Hello, ladies & gents. Noticing things that others don’t is tricky to conceptualize, after all, how do you know that you’re noticing something where others don’t? You can’t because you’re not in their minds; you are not privy to their thoughts and mental images. Very often, I’ve been told things like, “Who notices that but you?” or “I never noticed that,” or “who notices these things?” It could just be garden variety boredom that had me paying attention to minute details, or it could be autism at work. Anyway, I’ve always wondered the following:

Have you ever noticed how the arms of some females has a bend at the elbows that forces the lower arm away from their bodies? I’ve always wondered if that was a genetic mutation because, I’m guessing, women were water bearers and caretakers of the home, as opposed to men who were doing the hunting.
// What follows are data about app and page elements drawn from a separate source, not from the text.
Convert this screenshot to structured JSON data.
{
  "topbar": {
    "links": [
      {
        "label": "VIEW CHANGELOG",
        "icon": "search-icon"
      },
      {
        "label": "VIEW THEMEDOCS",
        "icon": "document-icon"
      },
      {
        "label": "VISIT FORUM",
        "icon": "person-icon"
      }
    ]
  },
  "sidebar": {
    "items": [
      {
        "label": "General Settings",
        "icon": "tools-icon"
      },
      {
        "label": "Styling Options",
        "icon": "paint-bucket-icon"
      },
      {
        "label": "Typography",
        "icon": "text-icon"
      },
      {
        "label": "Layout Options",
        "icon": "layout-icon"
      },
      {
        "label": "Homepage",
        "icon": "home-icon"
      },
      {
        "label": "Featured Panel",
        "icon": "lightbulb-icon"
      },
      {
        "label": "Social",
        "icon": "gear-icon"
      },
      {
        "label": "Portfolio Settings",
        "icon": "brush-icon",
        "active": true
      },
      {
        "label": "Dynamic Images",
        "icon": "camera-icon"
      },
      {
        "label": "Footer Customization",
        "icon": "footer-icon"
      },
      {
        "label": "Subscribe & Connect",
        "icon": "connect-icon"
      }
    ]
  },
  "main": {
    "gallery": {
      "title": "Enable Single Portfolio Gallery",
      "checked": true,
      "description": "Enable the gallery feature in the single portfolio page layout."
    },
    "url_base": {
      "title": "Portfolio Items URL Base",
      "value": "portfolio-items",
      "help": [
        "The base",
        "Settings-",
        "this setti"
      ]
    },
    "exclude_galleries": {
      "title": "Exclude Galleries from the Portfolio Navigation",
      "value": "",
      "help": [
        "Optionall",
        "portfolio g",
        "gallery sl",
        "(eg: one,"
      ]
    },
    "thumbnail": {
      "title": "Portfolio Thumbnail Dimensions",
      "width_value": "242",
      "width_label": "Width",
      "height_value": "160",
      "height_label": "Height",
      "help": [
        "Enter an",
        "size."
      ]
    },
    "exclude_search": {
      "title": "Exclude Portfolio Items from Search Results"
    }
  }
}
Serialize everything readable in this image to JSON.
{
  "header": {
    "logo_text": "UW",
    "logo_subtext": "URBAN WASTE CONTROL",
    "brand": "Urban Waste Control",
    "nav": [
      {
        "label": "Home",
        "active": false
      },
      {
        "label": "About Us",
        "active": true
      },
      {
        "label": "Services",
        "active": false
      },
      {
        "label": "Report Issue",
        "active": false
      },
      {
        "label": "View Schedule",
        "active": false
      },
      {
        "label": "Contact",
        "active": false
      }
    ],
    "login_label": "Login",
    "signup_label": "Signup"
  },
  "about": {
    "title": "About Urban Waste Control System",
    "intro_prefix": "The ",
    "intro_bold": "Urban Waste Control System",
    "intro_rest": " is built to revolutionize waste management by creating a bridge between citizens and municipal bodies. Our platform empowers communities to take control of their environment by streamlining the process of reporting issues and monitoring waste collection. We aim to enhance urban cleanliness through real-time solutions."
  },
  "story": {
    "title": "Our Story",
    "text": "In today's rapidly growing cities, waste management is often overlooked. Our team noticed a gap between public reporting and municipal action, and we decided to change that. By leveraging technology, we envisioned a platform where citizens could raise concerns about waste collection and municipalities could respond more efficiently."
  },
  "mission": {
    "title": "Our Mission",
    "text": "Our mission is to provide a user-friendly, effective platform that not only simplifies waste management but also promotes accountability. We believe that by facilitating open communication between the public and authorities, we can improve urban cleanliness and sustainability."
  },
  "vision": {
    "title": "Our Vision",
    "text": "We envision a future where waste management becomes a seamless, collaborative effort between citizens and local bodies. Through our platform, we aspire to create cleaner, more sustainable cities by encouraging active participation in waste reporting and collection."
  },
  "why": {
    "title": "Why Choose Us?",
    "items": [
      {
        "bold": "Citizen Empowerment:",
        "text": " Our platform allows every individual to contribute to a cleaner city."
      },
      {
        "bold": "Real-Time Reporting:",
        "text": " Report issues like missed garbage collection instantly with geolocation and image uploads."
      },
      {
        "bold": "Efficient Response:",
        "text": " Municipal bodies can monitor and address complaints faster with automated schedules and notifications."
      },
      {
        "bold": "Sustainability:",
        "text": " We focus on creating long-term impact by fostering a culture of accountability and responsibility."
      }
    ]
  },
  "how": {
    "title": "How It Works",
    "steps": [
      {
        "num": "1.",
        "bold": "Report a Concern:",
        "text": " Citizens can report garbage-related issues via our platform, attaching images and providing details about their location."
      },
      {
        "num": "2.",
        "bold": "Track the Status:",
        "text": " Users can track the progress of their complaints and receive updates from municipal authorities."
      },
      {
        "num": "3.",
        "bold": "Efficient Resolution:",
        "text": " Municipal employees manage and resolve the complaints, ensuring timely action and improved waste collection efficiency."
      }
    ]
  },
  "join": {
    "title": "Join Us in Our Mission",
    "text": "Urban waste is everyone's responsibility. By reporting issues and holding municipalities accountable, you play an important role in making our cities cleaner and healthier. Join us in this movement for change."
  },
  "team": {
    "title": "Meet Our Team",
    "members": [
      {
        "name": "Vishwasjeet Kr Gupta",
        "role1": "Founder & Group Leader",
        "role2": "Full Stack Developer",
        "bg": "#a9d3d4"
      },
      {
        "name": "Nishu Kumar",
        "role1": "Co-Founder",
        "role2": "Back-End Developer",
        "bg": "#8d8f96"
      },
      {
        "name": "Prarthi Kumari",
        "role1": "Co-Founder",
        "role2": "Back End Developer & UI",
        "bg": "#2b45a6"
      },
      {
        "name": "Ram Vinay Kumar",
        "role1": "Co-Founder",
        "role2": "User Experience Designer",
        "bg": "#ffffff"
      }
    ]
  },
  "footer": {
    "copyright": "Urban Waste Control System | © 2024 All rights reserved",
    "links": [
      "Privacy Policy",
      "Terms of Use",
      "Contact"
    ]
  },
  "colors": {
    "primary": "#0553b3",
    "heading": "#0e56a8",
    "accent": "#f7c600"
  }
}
Walking with buckets of water that didn’t scrape against the body would’ve been a plus in the water carrier days as the containers wouldn’t rub against their legs and slow the carriers down.

Have you also ever noticed how some men walk with their palms facing backwards? That would, of course, make it seem that many moons ago, if their arms were longer and they hunched over when they walked, their knuckles would be dragging on the forest floor. Of course, this is a controversial hypothesis. Here is a quote from Wikipedia: “One theory of the origins of human bipedality is that it evolved from a terrestrial knuckle-walking ancestor. This theory is opposed to the theory that such bipedalism arose from a more generalized arboreal ape ancestor. The terrestrial knuckle-walking theory argues that early hominin wrist and hand bones retain morphological evidence of early knuckle-walking.” And that would make sense especially if they were running or getting into a fight or protecting their clan. Such a stance can be pretty threatening and an enemy would think twice about approaching their women or cache of food.

To come: more casual observations from Robin.